Scott Sundick, MD, is a board-certified vascular and endovascular surgeon. He currently practices in Westfield, New Jersey. Capillaries are the smallest blood vessels in the body, connecting the smallest arteries to the smallest veins. These vessels are often referred to as the “microcirculation.”
Microcirculation Structure and Function. The microcirculation is comprised of arterioles, capillaries, venules, and terminal lymphatic vessels. Small precapillary resistance vessels (10-200 μ) composed of an endothelium surrounded by one or more layers of smooth muscle cells.

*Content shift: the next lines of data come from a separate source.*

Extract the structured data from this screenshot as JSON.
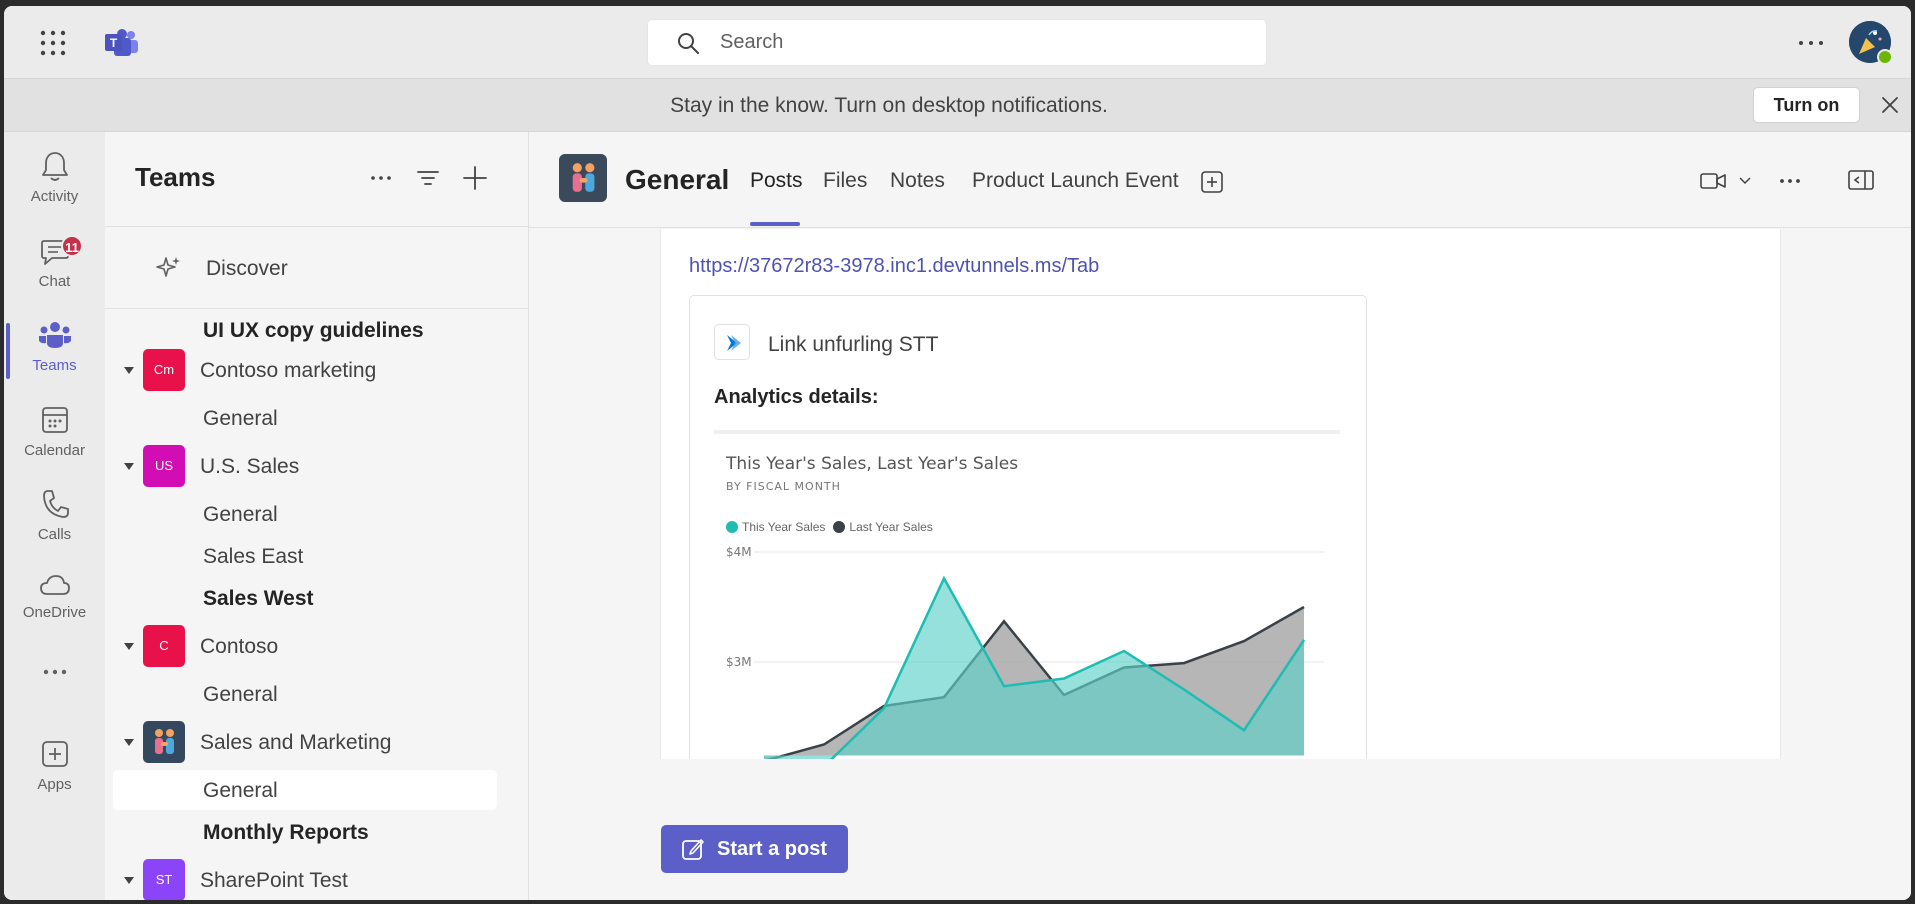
{
  "search": {
    "placeholder": "Search"
  },
  "banner": {
    "message": "Stay in the know. Turn on desktop notifications.",
    "turn_on_label": "Turn on"
  },
  "rail": {
    "items": [
      {
        "label": "Activity",
        "icon": "bell-icon"
      },
      {
        "label": "Chat",
        "icon": "chat-icon",
        "badge": "11"
      },
      {
        "label": "Teams",
        "icon": "teams-icon",
        "active": true
      },
      {
        "label": "Calendar",
        "icon": "calendar-icon"
      },
      {
        "label": "Calls",
        "icon": "phone-icon"
      },
      {
        "label": "OneDrive",
        "icon": "cloud-icon"
      },
      {
        "label": "Apps",
        "icon": "add-app-icon"
      }
    ]
  },
  "teams_panel": {
    "title": "Teams",
    "discover_label": "Discover",
    "tree": [
      {
        "kind": "channel",
        "label": "UI UX copy guidelines",
        "bold": true
      },
      {
        "kind": "team",
        "label": "Contoso marketing",
        "initials": "Cm",
        "color": "#e8114a"
      },
      {
        "kind": "channel",
        "label": "General"
      },
      {
        "kind": "team",
        "label": "U.S. Sales",
        "initials": "US",
        "color": "#d20db4"
      },
      {
        "kind": "channel",
        "label": "General"
      },
      {
        "kind": "channel",
        "label": "Sales East"
      },
      {
        "kind": "channel",
        "label": "Sales West",
        "bold": true
      },
      {
        "kind": "team",
        "label": "Contoso",
        "initials": "C",
        "color": "#e8114a"
      },
      {
        "kind": "channel",
        "label": "General"
      },
      {
        "kind": "team",
        "label": "Sales and Marketing",
        "initials": "",
        "color": "#34495e"
      },
      {
        "kind": "channel",
        "label": "General",
        "selected": true
      },
      {
        "kind": "channel",
        "label": "Monthly Reports",
        "bold": true
      },
      {
        "kind": "team",
        "label": "SharePoint Test",
        "initials": "ST",
        "color": "#8b44f7"
      }
    ]
  },
  "channel": {
    "title": "General",
    "tabs": [
      "Posts",
      "Files",
      "Notes",
      "Product Launch Event"
    ],
    "active_tab": "Posts"
  },
  "post": {
    "link": "https://37672r83-3978.inc1.devtunnels.ms/Tab",
    "card": {
      "app_name": "Link unfurling STT",
      "subtitle": "Analytics details:"
    }
  },
  "chart_data": {
    "type": "area",
    "title": "This Year's Sales, Last Year's Sales",
    "subtitle": "BY FISCAL MONTH",
    "ylabel": "",
    "y_tick_labels": [
      "$4M",
      "$3M"
    ],
    "y_ticks": [
      4,
      3
    ],
    "ylim": [
      2.15,
      4.0
    ],
    "x": [
      1,
      2,
      3,
      4,
      5,
      6,
      7,
      8,
      9,
      10
    ],
    "series": [
      {
        "name": "This Year Sales",
        "color": "#1ebcb2",
        "values": [
          2.0,
          2.05,
          2.58,
          3.76,
          2.78,
          2.85,
          3.1,
          2.75,
          2.38,
          3.2
        ]
      },
      {
        "name": "Last Year Sales",
        "color": "#3a4247",
        "values": [
          2.1,
          2.25,
          2.6,
          2.68,
          3.37,
          2.7,
          2.95,
          2.99,
          3.19,
          3.5
        ]
      }
    ]
  },
  "composer": {
    "start_post_label": "Start a post"
  }
}
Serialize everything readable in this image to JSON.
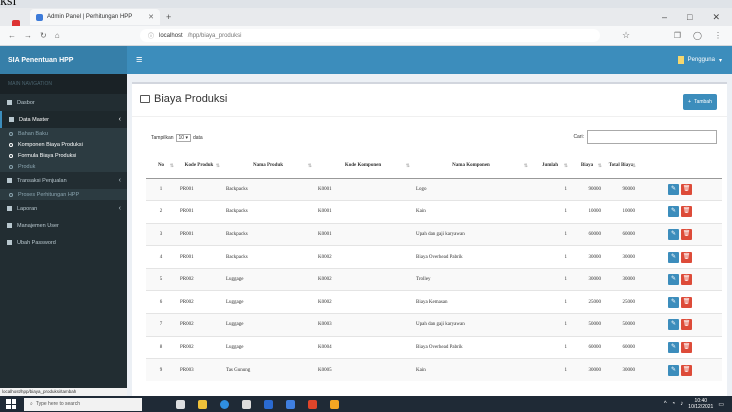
{
  "page_caption": "ksi",
  "browser": {
    "tab_title": "Admin Panel | Perhitungan HPP",
    "url_host": "localhost",
    "url_path": "/hpp/biaya_produksi"
  },
  "app": {
    "brand": "SIA Penentuan HPP",
    "user_label": "Pengguna"
  },
  "sidebar": {
    "header": "MAIN NAVIGATION",
    "items": [
      {
        "label": "Dasbor"
      },
      {
        "label": "Data Master"
      },
      {
        "label": "Transaksi Penjualan"
      },
      {
        "label": "Laporan"
      },
      {
        "label": "Manajemen User"
      },
      {
        "label": "Ubah Password"
      }
    ],
    "master_sub": [
      {
        "label": "Bahan Baku"
      },
      {
        "label": "Komponen Biaya Produksi"
      },
      {
        "label": "Formula Biaya Produksi"
      },
      {
        "label": "Produk"
      }
    ],
    "transaksi_sub": [
      {
        "label": "Proses Perhitungan HPP"
      }
    ],
    "status_url": "localhost/hpp/biaya_produksi/tambah"
  },
  "main": {
    "title": "Biaya Produksi",
    "add_button": "Tambah",
    "length_prefix": "Tampilkan",
    "length_value": "10",
    "length_suffix": "data",
    "search_label": "Cari:",
    "columns": [
      "No",
      "Kode Produk",
      "Nama Produk",
      "Kode Komponen",
      "Nama Komponen",
      "Jumlah",
      "Biaya",
      "Total Biaya",
      ""
    ],
    "rows": [
      {
        "no": "1",
        "kode_produk": "PR001",
        "nama_produk": "Backpacks",
        "kode_komponen": "K0001",
        "nama_komponen": "Logo",
        "jumlah": "1",
        "biaya": "90000",
        "total": "90000"
      },
      {
        "no": "2",
        "kode_produk": "PR001",
        "nama_produk": "Backpacks",
        "kode_komponen": "K0001",
        "nama_komponen": "Kain",
        "jumlah": "1",
        "biaya": "10000",
        "total": "10000"
      },
      {
        "no": "3",
        "kode_produk": "PR001",
        "nama_produk": "Backpacks",
        "kode_komponen": "K0001",
        "nama_komponen": "Upah dan gaji karyawan",
        "jumlah": "1",
        "biaya": "60000",
        "total": "60000"
      },
      {
        "no": "4",
        "kode_produk": "PR001",
        "nama_produk": "Backpacks",
        "kode_komponen": "K0002",
        "nama_komponen": "Biaya Overhead Pabrik",
        "jumlah": "1",
        "biaya": "30000",
        "total": "30000"
      },
      {
        "no": "5",
        "kode_produk": "PR002",
        "nama_produk": "Luggage",
        "kode_komponen": "K0002",
        "nama_komponen": "Trolley",
        "jumlah": "1",
        "biaya": "30000",
        "total": "30000"
      },
      {
        "no": "6",
        "kode_produk": "PR002",
        "nama_produk": "Luggage",
        "kode_komponen": "K0002",
        "nama_komponen": "Biaya Kemasan",
        "jumlah": "1",
        "biaya": "25000",
        "total": "25000"
      },
      {
        "no": "7",
        "kode_produk": "PR002",
        "nama_produk": "Luggage",
        "kode_komponen": "K0003",
        "nama_komponen": "Upah dan gaji karyawan",
        "jumlah": "1",
        "biaya": "50000",
        "total": "50000"
      },
      {
        "no": "8",
        "kode_produk": "PR002",
        "nama_produk": "Luggage",
        "kode_komponen": "K0004",
        "nama_komponen": "Biaya Overhead Pabrik",
        "jumlah": "1",
        "biaya": "60000",
        "total": "60000"
      },
      {
        "no": "9",
        "kode_produk": "PR003",
        "nama_produk": "Tas Gunung",
        "kode_komponen": "K0005",
        "nama_komponen": "Kain",
        "jumlah": "1",
        "biaya": "30000",
        "total": "30000"
      }
    ]
  },
  "taskbar": {
    "search_placeholder": "Type here to search",
    "time": "10:40",
    "date": "10/12/2021"
  },
  "colors": {
    "header_blue": "#3c8dbc",
    "sidebar_dark": "#222d32",
    "edit_blue": "#3c8dbc",
    "delete_red": "#dd4b39"
  }
}
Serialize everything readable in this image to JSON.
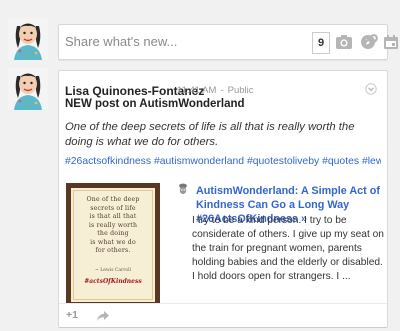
{
  "composer": {
    "placeholder": "Share what's new...",
    "count": "9",
    "icons": [
      "camera-icon",
      "video-icon",
      "event-icon",
      "link-icon"
    ]
  },
  "post": {
    "author": "Lisa Quinones-Fontanez",
    "time": "11:41 AM",
    "separator": "-",
    "visibility": "Public",
    "headline": "NEW post on AutismWonderland",
    "quote": "One of the deep secrets of life is all that is really worth the doing is what we do for others.",
    "hashtags": [
      "#26actsofkindness",
      "#autismwonderland",
      "#quotestoliveby",
      "#quotes",
      "#lewiscarroll"
    ],
    "thumbnail": {
      "lines": [
        "One of the deep",
        "secrets of life",
        "is that all that",
        "is really worth",
        "the doing",
        "is what we do",
        "for others."
      ],
      "credit": "~ Lewis Carroll",
      "tag": "#actsOfKindness"
    },
    "link": {
      "title": "AutismWonderland: A Simple Act of Kindness Can Go a Long Way #26ActsOfKindness »",
      "description": "I try to be a kind person. I try to be considerate of others. I give up my seat on the train for pregnant women, parents holding babies and the elderly or disabled. I hold doors open for strangers. I ..."
    },
    "actions": {
      "plus_one": "+1"
    }
  },
  "colors": {
    "link": "#3366cc",
    "background": "#f1f1f1",
    "icon_gray": "#b5b5b5"
  }
}
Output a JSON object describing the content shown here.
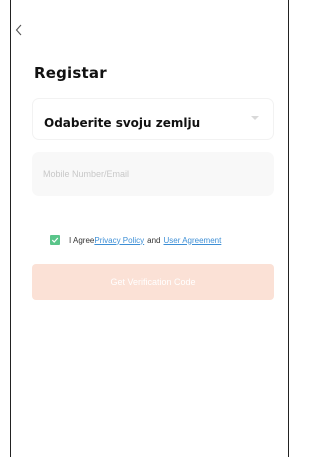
{
  "page": {
    "title": "Registar"
  },
  "icons": {
    "back": "chevron-left-icon",
    "select_caret": "caret-down-icon",
    "checkbox": "checkmark-icon"
  },
  "country_select": {
    "value": "Odaberite svoju zemlju"
  },
  "mobile_input": {
    "placeholder": "Mobile Number/Email",
    "value": ""
  },
  "agreement": {
    "checked": true,
    "prefix": "I Agree",
    "privacy_link": "Privacy Policy",
    "and_text": "and",
    "user_agreement_link": "User Agreement"
  },
  "actions": {
    "verify_label": "Get Verification Code"
  },
  "colors": {
    "accent_disabled": "#fbe1d6",
    "checkbox": "#5ac58a",
    "link": "#3d8fd6",
    "input_bg": "#f8f8f8"
  }
}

They are present in muscle, skin, fat, and nerve tissue. Fenestrated: These capillaries have small pores that allow small molecules through and are located in the intestines, kidneys, and endocrine glands. Sinusoidal or discontinuous: These capillaries have large open pores—large enough to allow a blood cell through.